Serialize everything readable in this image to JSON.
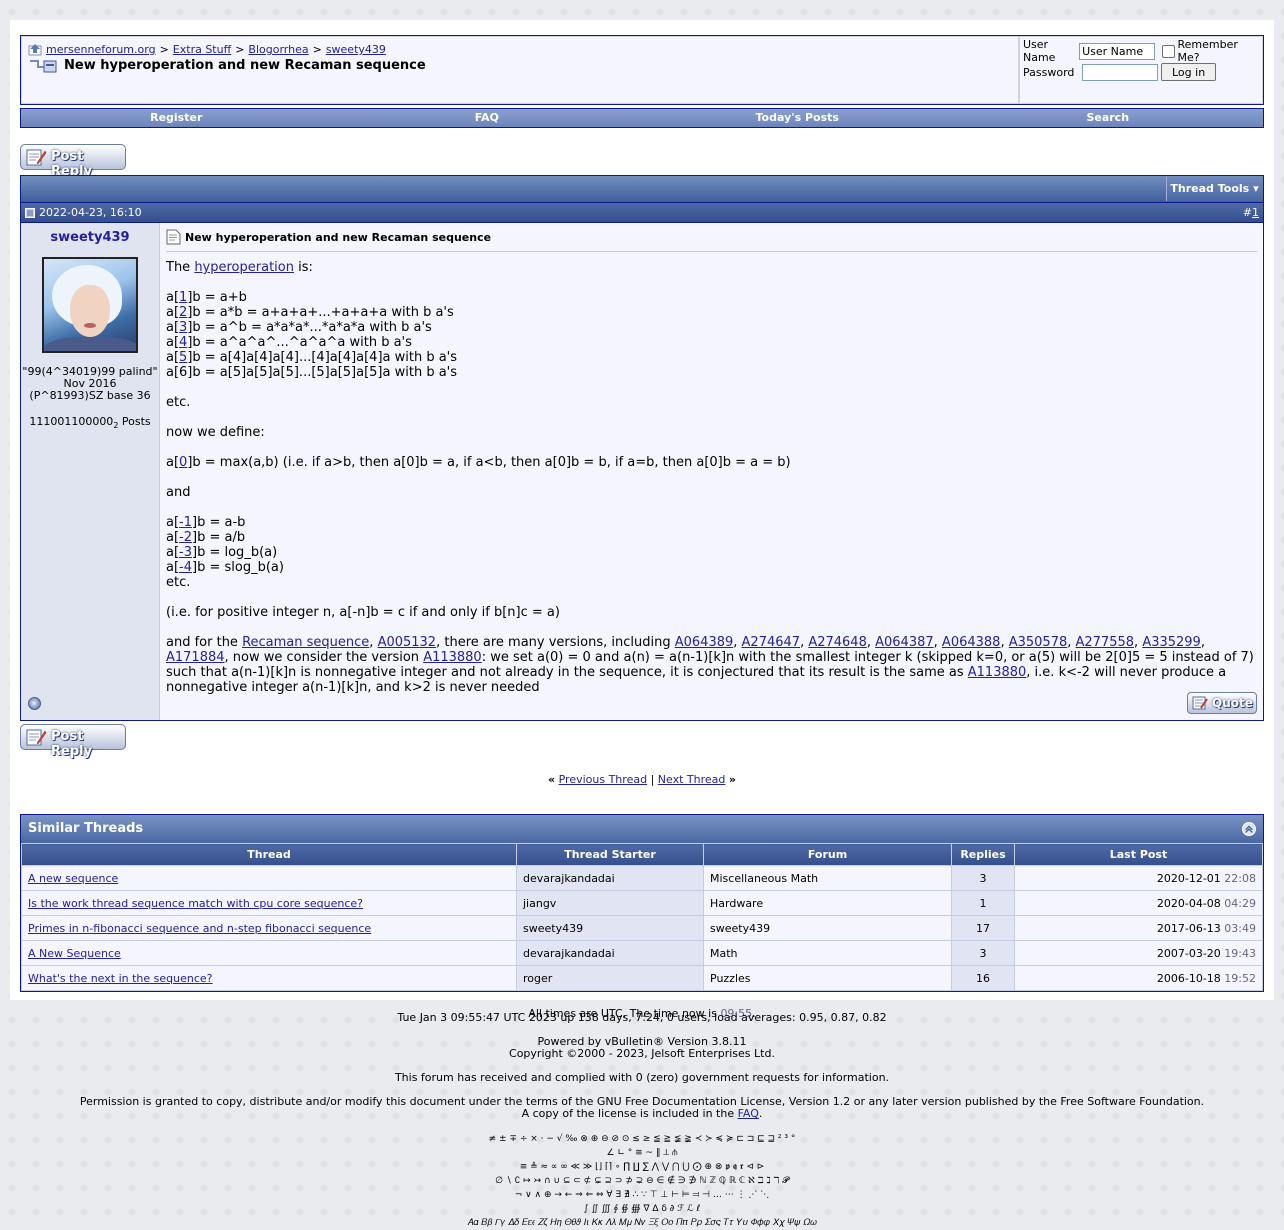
{
  "breadcrumb": {
    "items": [
      "mersenneforum.org",
      "Extra Stuff",
      "Blogorrhea",
      "sweety439"
    ],
    "sep": ">"
  },
  "thread_title": "New hyperoperation and new Recaman sequence",
  "login": {
    "username_label": "User Name",
    "username_value": "User Name",
    "remember_label": "Remember Me?",
    "password_label": "Password",
    "login_button": "Log in"
  },
  "menu": [
    "Register",
    "FAQ",
    "Today's Posts",
    "Search"
  ],
  "post_reply": "Post Reply",
  "thread_tools": "Thread Tools",
  "post": {
    "date": "2022-04-23, 16:10",
    "number_prefix": "#",
    "number": "1",
    "author": "sweety439",
    "user_title_1": "\"99(4^34019)99 palind\"",
    "user_title_2": "Nov 2016",
    "user_title_3": "(P^81993)SZ base 36",
    "posts_count": "111001100000",
    "posts_base": "2",
    "posts_label": "Posts",
    "title": "New hyperoperation and new Recaman sequence",
    "quote_button": "Quote"
  },
  "msg": {
    "l1a": "The ",
    "l1link": "hyperoperation",
    "l1b": " is:",
    "h1": "1",
    "h1t": "]b = a+b",
    "h2": "2",
    "h2t": "]b = a*b = a+a+a+...+a+a+a with b a's",
    "h3": "3",
    "h3t": "]b = a^b = a*a*a*...*a*a*a with b a's",
    "h4": "4",
    "h4t": "]b = a^a^a^...^a^a^a with b a's",
    "h5": "5",
    "h5t": "]b = a[4]a[4]a[4]...[4]a[4]a[4]a with b a's",
    "h6": "a[6]b = a[5]a[5]a[5]...[5]a[5]a[5]a with b a's",
    "etc": "etc.",
    "define": "now we define:",
    "z0": "0",
    "z0t": "]b = max(a,b) (i.e. if a>b, then a[0]b = a, if a<b, then a[0]b = b, if a=b, then a[0]b = a = b)",
    "and": "and",
    "n1": "-1",
    "n1t": "]b = a-b",
    "n2": "-2",
    "n2t": "]b = a/b",
    "n3": "-3",
    "n3t": "]b = log_b(a)",
    "n4": "-4",
    "n4t": "]b = slog_b(a)",
    "etc2": "etc.",
    "ie": "(i.e. for positive integer n, a[-n]b = c if and only if b[n]c = a)",
    "rec_pre": "and for the ",
    "rec_link": "Recaman sequence",
    "a005132": "A005132",
    "rec_mid": ", there are many versions, including ",
    "seqs": [
      "A064389",
      "A274647",
      "A274648",
      "A064387",
      "A064388",
      "A350578",
      "A277558",
      "A335299",
      "A171884"
    ],
    "rec_post": ", now we consider the version ",
    "a113880": "A113880",
    "rec_tail": ": we set a(0) = 0 and a(n) = a(n-1)[k]n with the smallest integer k (skipped k=0, or a(5) will be 2[0]5 = 5 instead of 7) such that a(n-1)[k]n is nonnegative integer and not already in the sequence, it is conjectured that its result is the same as ",
    "a113880b": "A113880",
    "rec_end": ", i.e. k<-2 will never produce a nonnegative integer a(n-1)[k]n, and k>2 is never needed"
  },
  "threadnav": {
    "left": "«",
    "prev": "Previous Thread",
    "sep": "|",
    "next": "Next Thread",
    "right": "»"
  },
  "similar": {
    "title": "Similar Threads",
    "headers": [
      "Thread",
      "Thread Starter",
      "Forum",
      "Replies",
      "Last Post"
    ],
    "rows": [
      {
        "thread": "A new sequence",
        "starter": "devarajkandadai",
        "forum": "Miscellaneous Math",
        "replies": "3",
        "date": "2020-12-01",
        "time": "22:08"
      },
      {
        "thread": "Is the work thread sequence match with cpu core sequence?",
        "starter": "jiangv",
        "forum": "Hardware",
        "replies": "1",
        "date": "2020-04-08",
        "time": "04:29"
      },
      {
        "thread": "Primes in n-fibonacci sequence and n-step fibonacci sequence",
        "starter": "sweety439",
        "forum": "sweety439",
        "replies": "17",
        "date": "2017-06-13",
        "time": "03:49"
      },
      {
        "thread": "A New Sequence",
        "starter": "devarajkandadai",
        "forum": "Math",
        "replies": "3",
        "date": "2007-03-20",
        "time": "19:43"
      },
      {
        "thread": "What's the next in the sequence?",
        "starter": "roger",
        "forum": "Puzzles",
        "replies": "16",
        "date": "2006-10-18",
        "time": "19:52"
      }
    ]
  },
  "alltimes": {
    "text": "All times are UTC. The time now is ",
    "time": "09:55",
    "end": "."
  },
  "footer": {
    "uptime": "Tue Jan 3 09:55:47 UTC 2023 up 138 days, 7:24, 0 users, load averages: 0.95, 0.87, 0.82",
    "powered": "Powered by vBulletin® Version 3.8.11",
    "copyright": "Copyright ©2000 - 2023, Jelsoft Enterprises Ltd.",
    "requests": "This forum has received and complied with 0 (zero) government requests for information.",
    "permission": "Permission is granted to copy, distribute and/or modify this document under the terms of the GNU Free Documentation License, Version 1.2 or any later version published by the Free Software Foundation.",
    "license_pre": "A copy of the license is included in the ",
    "license_link": "FAQ",
    "license_end": ".",
    "sym1": "≠ ± ∓ ÷ × · − √ ‰ ⊗ ⊕ ⊖ ⊘ ⊙ ≤ ≥ ≦ ≧ ≨ ≩ ≺ ≻ ≼ ≽ ⊏ ⊐ ⊑ ⊒ ² ³ °",
    "sym2": "∠ ∟ ° ≅ ~ ‖ ⟂ ⫛",
    "sym3": "≡ ≜ ≈ ∝ ∞ ≪ ≫ ⌊⌋ ⌈⌉ ∘ ∏ ∐ ∑ ⋀ ⋁ ⋂ ⋃ ⨀ ⊕ ⊗ 𝖕 𝖖 𝖗 ⊲ ⊳",
    "sym4": "∅ ∖ ∁ ↦ ↣ ∩ ∪ ⊆ ⊂ ⊄ ⊊ ⊇ ⊃ ⊅ ⊋ ⊖ ∈ ∉ ∋ ∌ ℕ ℤ ℚ ℝ ℂ ℵ ℶ ℷ ℸ 𝓟",
    "sym5": "¬ ∨ ∧ ⊕ → ← ⇒ ⇐ ⇔ ∀ ∃ ∄ ∴ ∵ ⊤ ⊥ ⊢ ⊨ ⫤ ⊣ … ⋯ ⋮ ⋰ ⋱",
    "sym6": "∫ ∬ ∭ ∮ ∯ ∰ ∇ ∆ δ ∂ ℱ ℒ ℓ",
    "sym7": "𝛢𝛼 𝛣𝛽 𝛤𝛾 𝛥𝛿 𝛦𝜀𝜖 𝛧𝜁 𝛨𝜂 𝛩𝜃𝜗 𝛪𝜄 𝛫𝜅 𝛬𝜆 𝛭𝜇 𝛮𝜈 𝛯𝜉 𝛰𝜊 𝛱𝜋 𝛲𝜌 𝛴𝜎𝜍 𝛵𝜏 𝛶𝜐 𝛷𝜙𝜑 𝛸𝜒 𝛹𝜓 𝛺𝜔"
  },
  "colors": {
    "link": "#22229c",
    "header_blue": "#344f8c",
    "alt1": "#f5f5ff",
    "alt2": "#e1e4f2"
  }
}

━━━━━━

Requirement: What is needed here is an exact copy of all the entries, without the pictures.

Solution to the exercise:
Serialize everything readable in this image to JSON.
{
  "breadcrumb": {
    "items": [
      "mersenneforum.org",
      "Extra Stuff",
      "Blogorrhea",
      "sweety439"
    ],
    "sep": ">"
  },
  "thread_title": "New hyperoperation and new Recaman sequence",
  "login": {
    "username_label": "User Name",
    "username_value": "User Name",
    "remember_label": "Remember Me?",
    "password_label": "Password",
    "login_button": "Log in"
  },
  "menu": [
    "Register",
    "FAQ",
    "Today's Posts",
    "Search"
  ],
  "post_reply": "Post Reply",
  "thread_tools": "Thread Tools",
  "post": {
    "date": "2022-04-23, 16:10",
    "number_prefix": "#",
    "number": "1",
    "author": "sweety439",
    "user_title_1": "\"99(4^34019)99 palind\"",
    "user_title_2": "Nov 2016",
    "user_title_3": "(P^81993)SZ base 36",
    "posts_count": "111001100000",
    "posts_base": "2",
    "posts_label": "Posts",
    "title": "New hyperoperation and new Recaman sequence",
    "quote_button": "Quote"
  },
  "msg": {
    "l1a": "The ",
    "l1link": "hyperoperation",
    "l1b": " is:",
    "h1": "1",
    "h1t": "]b = a+b",
    "h2": "2",
    "h2t": "]b = a*b = a+a+a+...+a+a+a with b a's",
    "h3": "3",
    "h3t": "]b = a^b = a*a*a*...*a*a*a with b a's",
    "h4": "4",
    "h4t": "]b = a^a^a^...^a^a^a with b a's",
    "h5": "5",
    "h5t": "]b = a[4]a[4]a[4]...[4]a[4]a[4]a with b a's",
    "h6": "a[6]b = a[5]a[5]a[5]...[5]a[5]a[5]a with b a's",
    "etc": "etc.",
    "define": "now we define:",
    "z0": "0",
    "z0t": "]b = max(a,b) (i.e. if a>b, then a[0]b = a, if a<b, then a[0]b = b, if a=b, then a[0]b = a = b)",
    "and": "and",
    "n1": "-1",
    "n1t": "]b = a-b",
    "n2": "-2",
    "n2t": "]b = a/b",
    "n3": "-3",
    "n3t": "]b = log_b(a)",
    "n4": "-4",
    "n4t": "]b = slog_b(a)",
    "etc2": "etc.",
    "ie": "(i.e. for positive integer n, a[-n]b = c if and only if b[n]c = a)",
    "rec_pre": "and for the ",
    "rec_link": "Recaman sequence",
    "a005132": "A005132",
    "rec_mid": ", there are many versions, including ",
    "seqs": [
      "A064389",
      "A274647",
      "A274648",
      "A064387",
      "A064388",
      "A350578",
      "A277558",
      "A335299",
      "A171884"
    ],
    "rec_post": ", now we consider the version ",
    "a113880": "A113880",
    "rec_tail": ": we set a(0) = 0 and a(n) = a(n-1)[k]n with the smallest integer k (skipped k=0, or a(5) will be 2[0]5 = 5 instead of 7) such that a(n-1)[k]n is nonnegative integer and not already in the sequence, it is conjectured that its result is the same as ",
    "a113880b": "A113880",
    "rec_end": ", i.e. k<-2 will never produce a nonnegative integer a(n-1)[k]n, and k>2 is never needed"
  },
  "threadnav": {
    "left": "«",
    "prev": "Previous Thread",
    "sep": "|",
    "next": "Next Thread",
    "right": "»"
  },
  "similar": {
    "title": "Similar Threads",
    "headers": [
      "Thread",
      "Thread Starter",
      "Forum",
      "Replies",
      "Last Post"
    ],
    "rows": [
      {
        "thread": "A new sequence",
        "starter": "devarajkandadai",
        "forum": "Miscellaneous Math",
        "replies": "3",
        "date": "2020-12-01",
        "time": "22:08"
      },
      {
        "thread": "Is the work thread sequence match with cpu core sequence?",
        "starter": "jiangv",
        "forum": "Hardware",
        "replies": "1",
        "date": "2020-04-08",
        "time": "04:29"
      },
      {
        "thread": "Primes in n-fibonacci sequence and n-step fibonacci sequence",
        "starter": "sweety439",
        "forum": "sweety439",
        "replies": "17",
        "date": "2017-06-13",
        "time": "03:49"
      },
      {
        "thread": "A New Sequence",
        "starter": "devarajkandadai",
        "forum": "Math",
        "replies": "3",
        "date": "2007-03-20",
        "time": "19:43"
      },
      {
        "thread": "What's the next in the sequence?",
        "starter": "roger",
        "forum": "Puzzles",
        "replies": "16",
        "date": "2006-10-18",
        "time": "19:52"
      }
    ]
  },
  "alltimes": {
    "text": "All times are UTC. The time now is ",
    "time": "09:55",
    "end": "."
  },
  "footer": {
    "uptime": "Tue Jan 3 09:55:47 UTC 2023 up 138 days, 7:24, 0 users, load averages: 0.95, 0.87, 0.82",
    "powered": "Powered by vBulletin® Version 3.8.11",
    "copyright": "Copyright ©2000 - 2023, Jelsoft Enterprises Ltd.",
    "requests": "This forum has received and complied with 0 (zero) government requests for information.",
    "permission": "Permission is granted to copy, distribute and/or modify this document under the terms of the GNU Free Documentation License, Version 1.2 or any later version published by the Free Software Foundation.",
    "license_pre": "A copy of the license is included in the ",
    "license_link": "FAQ",
    "license_end": ".",
    "sym1": "≠ ± ∓ ÷ × · − √ ‰ ⊗ ⊕ ⊖ ⊘ ⊙ ≤ ≥ ≦ ≧ ≨ ≩ ≺ ≻ ≼ ≽ ⊏ ⊐ ⊑ ⊒ ² ³ °",
    "sym2": "∠ ∟ ° ≅ ~ ‖ ⟂ ⫛",
    "sym3": "≡ ≜ ≈ ∝ ∞ ≪ ≫ ⌊⌋ ⌈⌉ ∘ ∏ ∐ ∑ ⋀ ⋁ ⋂ ⋃ ⨀ ⊕ ⊗ 𝖕 𝖖 𝖗 ⊲ ⊳",
    "sym4": "∅ ∖ ∁ ↦ ↣ ∩ ∪ ⊆ ⊂ ⊄ ⊊ ⊇ ⊃ ⊅ ⊋ ⊖ ∈ ∉ ∋ ∌ ℕ ℤ ℚ ℝ ℂ ℵ ℶ ℷ ℸ 𝓟",
    "sym5": "¬ ∨ ∧ ⊕ → ← ⇒ ⇐ ⇔ ∀ ∃ ∄ ∴ ∵ ⊤ ⊥ ⊢ ⊨ ⫤ ⊣ … ⋯ ⋮ ⋰ ⋱",
    "sym6": "∫ ∬ ∭ ∮ ∯ ∰ ∇ ∆ δ ∂ ℱ ℒ ℓ",
    "sym7": "𝛢𝛼 𝛣𝛽 𝛤𝛾 𝛥𝛿 𝛦𝜀𝜖 𝛧𝜁 𝛨𝜂 𝛩𝜃𝜗 𝛪𝜄 𝛫𝜅 𝛬𝜆 𝛭𝜇 𝛮𝜈 𝛯𝜉 𝛰𝜊 𝛱𝜋 𝛲𝜌 𝛴𝜎𝜍 𝛵𝜏 𝛶𝜐 𝛷𝜙𝜑 𝛸𝜒 𝛹𝜓 𝛺𝜔"
  },
  "colors": {
    "link": "#22229c",
    "header_blue": "#344f8c",
    "alt1": "#f5f5ff",
    "alt2": "#e1e4f2"
  }
}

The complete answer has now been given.